Agricultural Mechanization Southern Shan State. Research Highlights 16DOWNLOAD FILE
February 18, 2019 - Author: Khaing Wah Soe and Sithu Kyaw
Khaing Wah Soe and Sithu Kyaw. Agricultural Mechanization Southern Shan State. Food Security Policy Project Research Highlights, Myanmar 16, February 2019, East Lansing: Michigan State University.
Rapid agricultural mechanization has taken place in Southern Shan State, accelerating especially from 2013 onwards. However, although the vast majority of farmers already use agricultural machinery for maize and pigeon pea cultivation, only land preparation, planting and threshing are highly mechanized at present. Maize harvesting remains completely non-mechanized and mechanized direct seeding is very rare. Although small combines designed for harvesting maize exist elsewhere, they are not yet widely available in Myanmar.
Growth in the use of machines is attributable in large part to the development of private rental services, which have made agricultural machinery available to farms of all sizes, resulting in remarkably even uptake.
Tractors and trawlerjees have substituted for draft animal power in land preparation and crop transport, leading to a large drop in draft animal ownership and use. This is unsurprising given the time and cost savings associated with machine use in land preparation, including the opportunity cost of time spent tending for animals. The falling real price of these machines has also attracted farmers to invest in them.
Unlike in other areas of the country, real agricultural wages have not increased much over the past five years, and thus do not appear to been a major driver of mechanization in Southern Shan – convenience, availability, and price have been more important factors.
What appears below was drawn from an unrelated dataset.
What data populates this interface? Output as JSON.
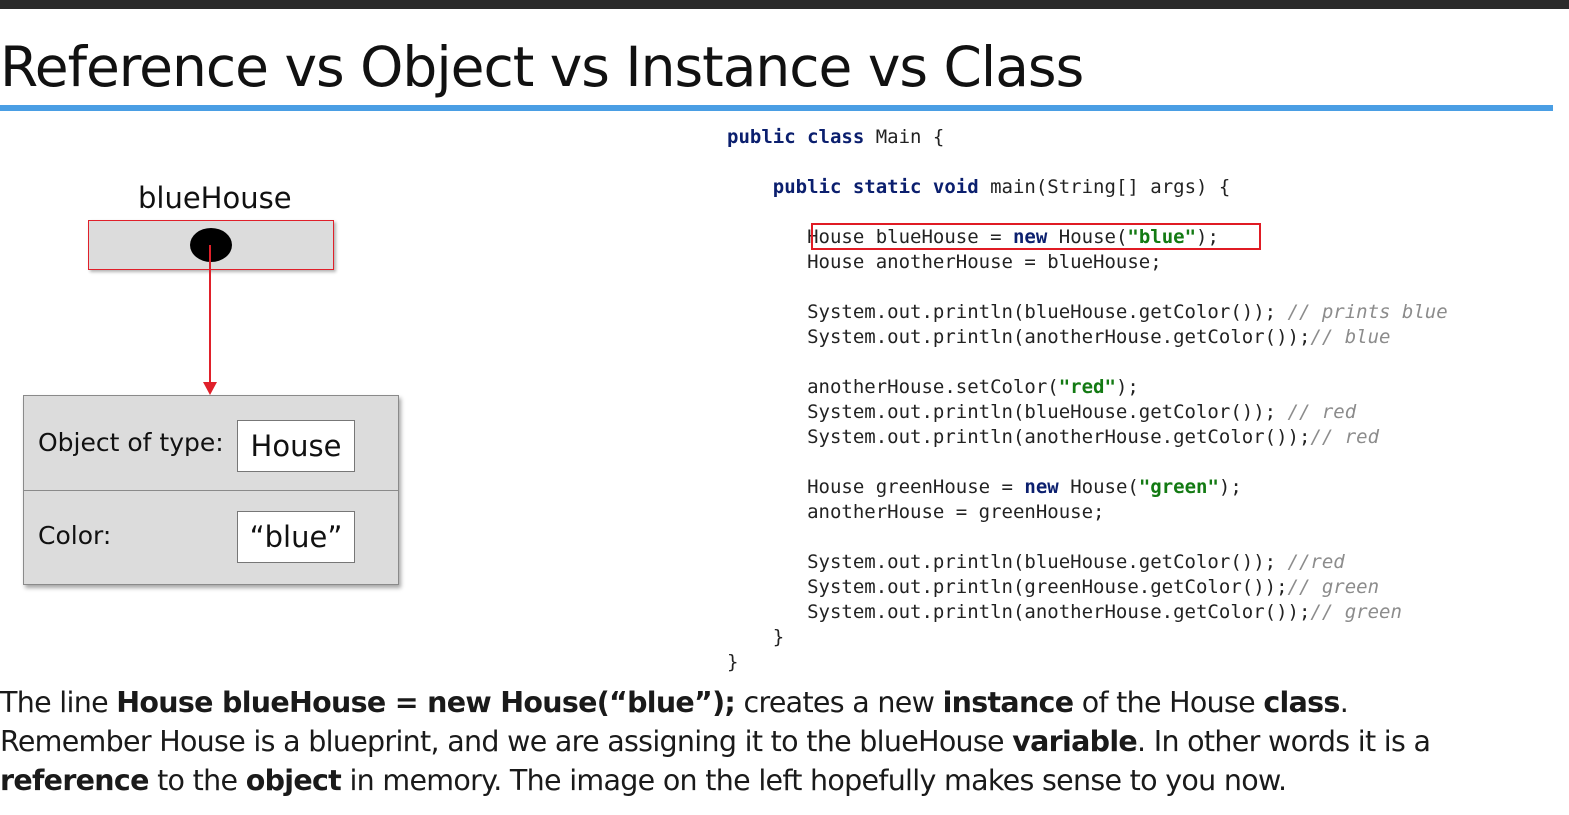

However, migrant flows are growing, making it likely that labor will become increasingly scarce and wages will rise more rapidly in the coming years. This scenario is likely to create more demand for the mechanization of labor-intensive activities such as weeding and harvesting.